• [PROBLEM STATEMENT]:
Write the records out again, unchanged.

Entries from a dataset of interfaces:
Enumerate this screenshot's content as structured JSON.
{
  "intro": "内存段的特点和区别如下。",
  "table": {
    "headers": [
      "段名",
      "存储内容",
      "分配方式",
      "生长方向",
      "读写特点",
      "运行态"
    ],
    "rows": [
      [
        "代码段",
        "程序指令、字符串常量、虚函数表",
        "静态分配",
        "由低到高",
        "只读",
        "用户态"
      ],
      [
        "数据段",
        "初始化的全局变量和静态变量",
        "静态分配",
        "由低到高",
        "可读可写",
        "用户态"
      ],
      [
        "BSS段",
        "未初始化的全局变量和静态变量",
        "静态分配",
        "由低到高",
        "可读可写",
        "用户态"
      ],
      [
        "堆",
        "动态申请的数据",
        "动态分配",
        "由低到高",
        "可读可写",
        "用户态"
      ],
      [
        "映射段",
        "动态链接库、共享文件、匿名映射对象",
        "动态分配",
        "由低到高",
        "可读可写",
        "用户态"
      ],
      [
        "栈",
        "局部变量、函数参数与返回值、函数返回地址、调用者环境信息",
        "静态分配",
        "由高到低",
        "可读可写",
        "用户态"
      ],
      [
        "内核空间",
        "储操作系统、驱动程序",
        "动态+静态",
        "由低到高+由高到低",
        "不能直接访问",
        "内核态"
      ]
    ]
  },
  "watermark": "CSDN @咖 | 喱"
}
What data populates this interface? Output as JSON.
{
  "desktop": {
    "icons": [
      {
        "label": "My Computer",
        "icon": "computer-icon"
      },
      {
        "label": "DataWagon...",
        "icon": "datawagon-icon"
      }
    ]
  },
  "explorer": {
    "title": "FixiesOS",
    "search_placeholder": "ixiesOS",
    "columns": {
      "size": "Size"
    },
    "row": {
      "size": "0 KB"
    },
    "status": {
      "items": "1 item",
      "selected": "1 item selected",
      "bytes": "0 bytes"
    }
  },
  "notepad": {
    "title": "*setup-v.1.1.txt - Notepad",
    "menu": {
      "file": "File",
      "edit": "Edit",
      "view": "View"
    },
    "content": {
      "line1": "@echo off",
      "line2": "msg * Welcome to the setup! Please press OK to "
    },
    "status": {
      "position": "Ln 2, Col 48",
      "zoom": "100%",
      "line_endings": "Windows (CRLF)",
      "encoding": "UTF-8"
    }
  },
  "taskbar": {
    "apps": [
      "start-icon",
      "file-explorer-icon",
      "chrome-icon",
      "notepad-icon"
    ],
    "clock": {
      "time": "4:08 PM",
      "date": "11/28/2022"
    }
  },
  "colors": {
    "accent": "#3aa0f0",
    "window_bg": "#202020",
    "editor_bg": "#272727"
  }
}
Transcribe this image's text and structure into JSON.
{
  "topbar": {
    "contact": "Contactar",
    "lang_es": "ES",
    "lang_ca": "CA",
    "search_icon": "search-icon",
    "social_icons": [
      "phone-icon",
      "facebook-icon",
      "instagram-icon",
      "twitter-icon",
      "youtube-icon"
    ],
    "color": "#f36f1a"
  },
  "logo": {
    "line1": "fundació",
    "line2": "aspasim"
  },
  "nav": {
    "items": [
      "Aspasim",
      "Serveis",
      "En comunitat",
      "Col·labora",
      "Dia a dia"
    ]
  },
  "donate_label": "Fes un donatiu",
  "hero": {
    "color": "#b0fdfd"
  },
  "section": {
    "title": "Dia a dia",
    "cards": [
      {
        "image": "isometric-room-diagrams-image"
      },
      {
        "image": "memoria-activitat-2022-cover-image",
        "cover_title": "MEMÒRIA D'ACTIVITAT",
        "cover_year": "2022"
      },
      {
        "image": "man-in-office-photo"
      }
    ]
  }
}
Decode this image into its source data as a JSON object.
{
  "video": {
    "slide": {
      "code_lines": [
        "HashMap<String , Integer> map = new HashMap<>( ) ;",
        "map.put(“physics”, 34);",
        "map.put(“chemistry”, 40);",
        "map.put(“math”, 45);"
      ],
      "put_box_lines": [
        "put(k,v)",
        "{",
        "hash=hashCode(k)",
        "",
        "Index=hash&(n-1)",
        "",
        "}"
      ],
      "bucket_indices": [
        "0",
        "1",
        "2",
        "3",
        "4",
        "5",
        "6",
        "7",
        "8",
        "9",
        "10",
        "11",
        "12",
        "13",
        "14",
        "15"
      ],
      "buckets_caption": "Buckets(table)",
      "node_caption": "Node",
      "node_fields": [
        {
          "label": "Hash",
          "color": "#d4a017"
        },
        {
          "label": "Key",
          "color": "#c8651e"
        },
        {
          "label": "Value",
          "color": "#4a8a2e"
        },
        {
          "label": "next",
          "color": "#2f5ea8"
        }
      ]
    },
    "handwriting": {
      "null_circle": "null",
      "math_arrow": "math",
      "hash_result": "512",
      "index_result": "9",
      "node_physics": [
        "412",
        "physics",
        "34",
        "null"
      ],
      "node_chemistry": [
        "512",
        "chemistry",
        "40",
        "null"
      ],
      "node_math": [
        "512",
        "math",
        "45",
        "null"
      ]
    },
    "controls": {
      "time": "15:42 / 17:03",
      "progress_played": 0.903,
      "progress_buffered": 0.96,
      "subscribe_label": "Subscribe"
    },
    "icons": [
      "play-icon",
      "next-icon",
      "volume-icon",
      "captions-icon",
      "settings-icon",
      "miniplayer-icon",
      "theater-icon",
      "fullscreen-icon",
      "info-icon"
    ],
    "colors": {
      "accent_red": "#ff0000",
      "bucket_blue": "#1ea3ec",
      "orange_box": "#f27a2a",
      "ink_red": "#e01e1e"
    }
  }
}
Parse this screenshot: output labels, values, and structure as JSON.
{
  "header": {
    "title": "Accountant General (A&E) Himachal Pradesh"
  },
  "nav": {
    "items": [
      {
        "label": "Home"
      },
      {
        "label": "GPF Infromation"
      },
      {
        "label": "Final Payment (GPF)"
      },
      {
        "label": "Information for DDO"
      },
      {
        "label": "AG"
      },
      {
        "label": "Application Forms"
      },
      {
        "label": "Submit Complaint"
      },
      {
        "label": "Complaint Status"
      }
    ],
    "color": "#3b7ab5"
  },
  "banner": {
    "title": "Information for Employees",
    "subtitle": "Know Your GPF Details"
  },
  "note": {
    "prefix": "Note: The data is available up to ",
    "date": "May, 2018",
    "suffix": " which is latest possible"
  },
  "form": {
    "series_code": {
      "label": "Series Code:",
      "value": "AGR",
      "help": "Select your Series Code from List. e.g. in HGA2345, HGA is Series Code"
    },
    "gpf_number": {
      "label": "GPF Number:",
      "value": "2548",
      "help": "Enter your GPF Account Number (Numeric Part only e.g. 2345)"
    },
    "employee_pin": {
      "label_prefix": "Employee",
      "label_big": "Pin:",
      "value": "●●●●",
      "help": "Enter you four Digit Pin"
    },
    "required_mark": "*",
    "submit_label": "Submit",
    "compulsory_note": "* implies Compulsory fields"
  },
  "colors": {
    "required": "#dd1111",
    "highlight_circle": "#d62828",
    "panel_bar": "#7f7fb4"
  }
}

• [SOLUTION TO THIS TASK]:
Enumerate this screenshot's content as structured JSON.
{
  "intro": "内存段的特点和区别如下。",
  "table": {
    "headers": [
      "段名",
      "存储内容",
      "分配方式",
      "生长方向",
      "读写特点",
      "运行态"
    ],
    "rows": [
      [
        "代码段",
        "程序指令、字符串常量、虚函数表",
        "静态分配",
        "由低到高",
        "只读",
        "用户态"
      ],
      [
        "数据段",
        "初始化的全局变量和静态变量",
        "静态分配",
        "由低到高",
        "可读可写",
        "用户态"
      ],
      [
        "BSS段",
        "未初始化的全局变量和静态变量",
        "静态分配",
        "由低到高",
        "可读可写",
        "用户态"
      ],
      [
        "堆",
        "动态申请的数据",
        "动态分配",
        "由低到高",
        "可读可写",
        "用户态"
      ],
      [
        "映射段",
        "动态链接库、共享文件、匿名映射对象",
        "动态分配",
        "由低到高",
        "可读可写",
        "用户态"
      ],
      [
        "栈",
        "局部变量、函数参数与返回值、函数返回地址、调用者环境信息",
        "静态分配",
        "由高到低",
        "可读可写",
        "用户态"
      ],
      [
        "内核空间",
        "储操作系统、驱动程序",
        "动态+静态",
        "由低到高+由高到低",
        "不能直接访问",
        "内核态"
      ]
    ]
  },
  "watermark": "CSDN @咖 | 喱"
}
What data populates this interface? Output as JSON.
{
  "desktop": {
    "icons": [
      {
        "label": "My Computer",
        "icon": "computer-icon"
      },
      {
        "label": "DataWagon...",
        "icon": "datawagon-icon"
      }
    ]
  },
  "explorer": {
    "title": "FixiesOS",
    "search_placeholder": "ixiesOS",
    "columns": {
      "size": "Size"
    },
    "row": {
      "size": "0 KB"
    },
    "status": {
      "items": "1 item",
      "selected": "1 item selected",
      "bytes": "0 bytes"
    }
  },
  "notepad": {
    "title": "*setup-v.1.1.txt - Notepad",
    "menu": {
      "file": "File",
      "edit": "Edit",
      "view": "View"
    },
    "content": {
      "line1": "@echo off",
      "line2": "msg * Welcome to the setup! Please press OK to "
    },
    "status": {
      "position": "Ln 2, Col 48",
      "zoom": "100%",
      "line_endings": "Windows (CRLF)",
      "encoding": "UTF-8"
    }
  },
  "taskbar": {
    "apps": [
      "start-icon",
      "file-explorer-icon",
      "chrome-icon",
      "notepad-icon"
    ],
    "clock": {
      "time": "4:08 PM",
      "date": "11/28/2022"
    }
  },
  "colors": {
    "accent": "#3aa0f0",
    "window_bg": "#202020",
    "editor_bg": "#272727"
  }
}
Transcribe this image's text and structure into JSON.
{
  "topbar": {
    "contact": "Contactar",
    "lang_es": "ES",
    "lang_ca": "CA",
    "search_icon": "search-icon",
    "social_icons": [
      "phone-icon",
      "facebook-icon",
      "instagram-icon",
      "twitter-icon",
      "youtube-icon"
    ],
    "color": "#f36f1a"
  },
  "logo": {
    "line1": "fundació",
    "line2": "aspasim"
  },
  "nav": {
    "items": [
      "Aspasim",
      "Serveis",
      "En comunitat",
      "Col·labora",
      "Dia a dia"
    ]
  },
  "donate_label": "Fes un donatiu",
  "hero": {
    "color": "#b0fdfd"
  },
  "section": {
    "title": "Dia a dia",
    "cards": [
      {
        "image": "isometric-room-diagrams-image"
      },
      {
        "image": "memoria-activitat-2022-cover-image",
        "cover_title": "MEMÒRIA D'ACTIVITAT",
        "cover_year": "2022"
      },
      {
        "image": "man-in-office-photo"
      }
    ]
  }
}
Decode this image into its source data as a JSON object.
{
  "video": {
    "slide": {
      "code_lines": [
        "HashMap<String , Integer> map = new HashMap<>( ) ;",
        "map.put(“physics”, 34);",
        "map.put(“chemistry”, 40);",
        "map.put(“math”, 45);"
      ],
      "put_box_lines": [
        "put(k,v)",
        "{",
        "hash=hashCode(k)",
        "",
        "Index=hash&(n-1)",
        "",
        "}"
      ],
      "bucket_indices": [
        "0",
        "1",
        "2",
        "3",
        "4",
        "5",
        "6",
        "7",
        "8",
        "9",
        "10",
        "11",
        "12",
        "13",
        "14",
        "15"
      ],
      "buckets_caption": "Buckets(table)",
      "node_caption": "Node",
      "node_fields": [
        {
          "label": "Hash",
          "color": "#d4a017"
        },
        {
          "label": "Key",
          "color": "#c8651e"
        },
        {
          "label": "Value",
          "color": "#4a8a2e"
        },
        {
          "label": "next",
          "color": "#2f5ea8"
        }
      ]
    },
    "handwriting": {
      "null_circle": "null",
      "math_arrow": "math",
      "hash_result": "512",
      "index_result": "9",
      "node_physics": [
        "412",
        "physics",
        "34",
        "null"
      ],
      "node_chemistry": [
        "512",
        "chemistry",
        "40",
        "null"
      ],
      "node_math": [
        "512",
        "math",
        "45",
        "null"
      ]
    },
    "controls": {
      "time": "15:42 / 17:03",
      "progress_played": 0.903,
      "progress_buffered": 0.96,
      "subscribe_label": "Subscribe"
    },
    "icons": [
      "play-icon",
      "next-icon",
      "volume-icon",
      "captions-icon",
      "settings-icon",
      "miniplayer-icon",
      "theater-icon",
      "fullscreen-icon",
      "info-icon"
    ],
    "colors": {
      "accent_red": "#ff0000",
      "bucket_blue": "#1ea3ec",
      "orange_box": "#f27a2a",
      "ink_red": "#e01e1e"
    }
  }
}
Parse this screenshot: output labels, values, and structure as JSON.
{
  "header": {
    "title": "Accountant General (A&E) Himachal Pradesh"
  },
  "nav": {
    "items": [
      {
        "label": "Home"
      },
      {
        "label": "GPF Infromation"
      },
      {
        "label": "Final Payment (GPF)"
      },
      {
        "label": "Information for DDO"
      },
      {
        "label": "AG"
      },
      {
        "label": "Application Forms"
      },
      {
        "label": "Submit Complaint"
      },
      {
        "label": "Complaint Status"
      }
    ],
    "color": "#3b7ab5"
  },
  "banner": {
    "title": "Information for Employees",
    "subtitle": "Know Your GPF Details"
  },
  "note": {
    "prefix": "Note: The data is available up to ",
    "date": "May, 2018",
    "suffix": " which is latest possible"
  },
  "form": {
    "series_code": {
      "label": "Series Code:",
      "value": "AGR",
      "help": "Select your Series Code from List. e.g. in HGA2345, HGA is Series Code"
    },
    "gpf_number": {
      "label": "GPF Number:",
      "value": "2548",
      "help": "Enter your GPF Account Number (Numeric Part only e.g. 2345)"
    },
    "employee_pin": {
      "label_prefix": "Employee",
      "label_big": "Pin:",
      "value": "●●●●",
      "help": "Enter you four Digit Pin"
    },
    "required_mark": "*",
    "submit_label": "Submit",
    "compulsory_note": "* implies Compulsory fields"
  },
  "colors": {
    "required": "#dd1111",
    "highlight_circle": "#d62828",
    "panel_bar": "#7f7fb4"
  }
}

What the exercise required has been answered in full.